BEGIN RECORDS FOR THE TASK

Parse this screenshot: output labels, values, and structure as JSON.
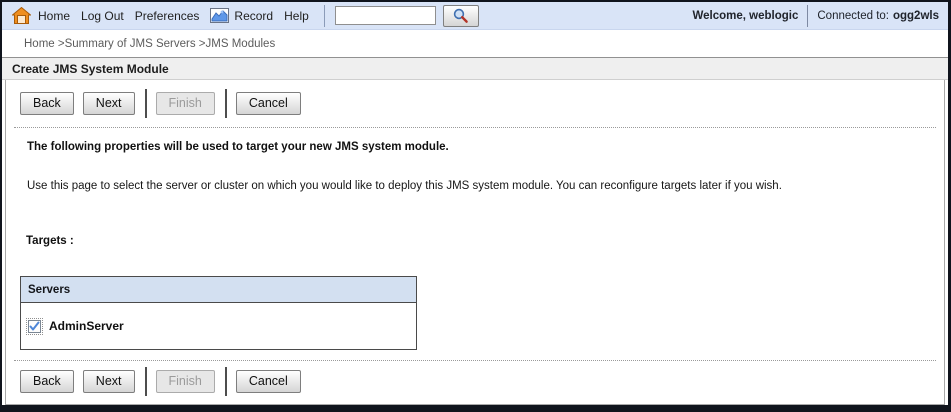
{
  "header": {
    "nav": {
      "home": "Home",
      "logout": "Log Out",
      "preferences": "Preferences",
      "record": "Record",
      "help": "Help"
    },
    "search": {
      "value": "",
      "placeholder": ""
    },
    "welcome_text": "Welcome, weblogic",
    "connected_label": "Connected to:",
    "connected_value": "ogg2wls"
  },
  "breadcrumb": {
    "items": [
      "Home",
      "Summary of JMS Servers",
      "JMS Modules"
    ],
    "separator": " >"
  },
  "page": {
    "title": "Create JMS System Module"
  },
  "wizard": {
    "buttons": {
      "back": "Back",
      "next": "Next",
      "finish": "Finish",
      "cancel": "Cancel"
    },
    "finish_disabled": true,
    "intro_bold": "The following properties will be used to target your new JMS system module.",
    "description": "Use this page to select the server or cluster on which you would like to deploy this JMS system module. You can reconfigure targets later if you wish.",
    "targets_label": "Targets :"
  },
  "servers_table": {
    "header": "Servers",
    "rows": [
      {
        "name": "AdminServer",
        "checked": true
      }
    ]
  },
  "icons": {
    "home": "home-icon",
    "record": "record-chart-icon",
    "search": "magnifier-icon",
    "checkbox": "checked-checkbox"
  },
  "colors": {
    "topbar_bg": "#d9e4f7",
    "table_header_bg": "#d3e0f1",
    "frame": "#10141d",
    "titlebar_bg": "#efefef",
    "home_icon_orange": "#ef8e1f",
    "check_blue": "#4d86d8"
  }
}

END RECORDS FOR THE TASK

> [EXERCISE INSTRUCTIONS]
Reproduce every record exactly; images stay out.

> [THE COMPLETED TASK]
Parse this screenshot: output labels, values, and structure as JSON.
{
  "header": {
    "nav": {
      "home": "Home",
      "logout": "Log Out",
      "preferences": "Preferences",
      "record": "Record",
      "help": "Help"
    },
    "search": {
      "value": "",
      "placeholder": ""
    },
    "welcome_text": "Welcome, weblogic",
    "connected_label": "Connected to:",
    "connected_value": "ogg2wls"
  },
  "breadcrumb": {
    "items": [
      "Home",
      "Summary of JMS Servers",
      "JMS Modules"
    ],
    "separator": " >"
  },
  "page": {
    "title": "Create JMS System Module"
  },
  "wizard": {
    "buttons": {
      "back": "Back",
      "next": "Next",
      "finish": "Finish",
      "cancel": "Cancel"
    },
    "finish_disabled": true,
    "intro_bold": "The following properties will be used to target your new JMS system module.",
    "description": "Use this page to select the server or cluster on which you would like to deploy this JMS system module. You can reconfigure targets later if you wish.",
    "targets_label": "Targets :"
  },
  "servers_table": {
    "header": "Servers",
    "rows": [
      {
        "name": "AdminServer",
        "checked": true
      }
    ]
  },
  "icons": {
    "home": "home-icon",
    "record": "record-chart-icon",
    "search": "magnifier-icon",
    "checkbox": "checked-checkbox"
  },
  "colors": {
    "topbar_bg": "#d9e4f7",
    "table_header_bg": "#d3e0f1",
    "frame": "#10141d",
    "titlebar_bg": "#efefef",
    "home_icon_orange": "#ef8e1f",
    "check_blue": "#4d86d8"
  }
}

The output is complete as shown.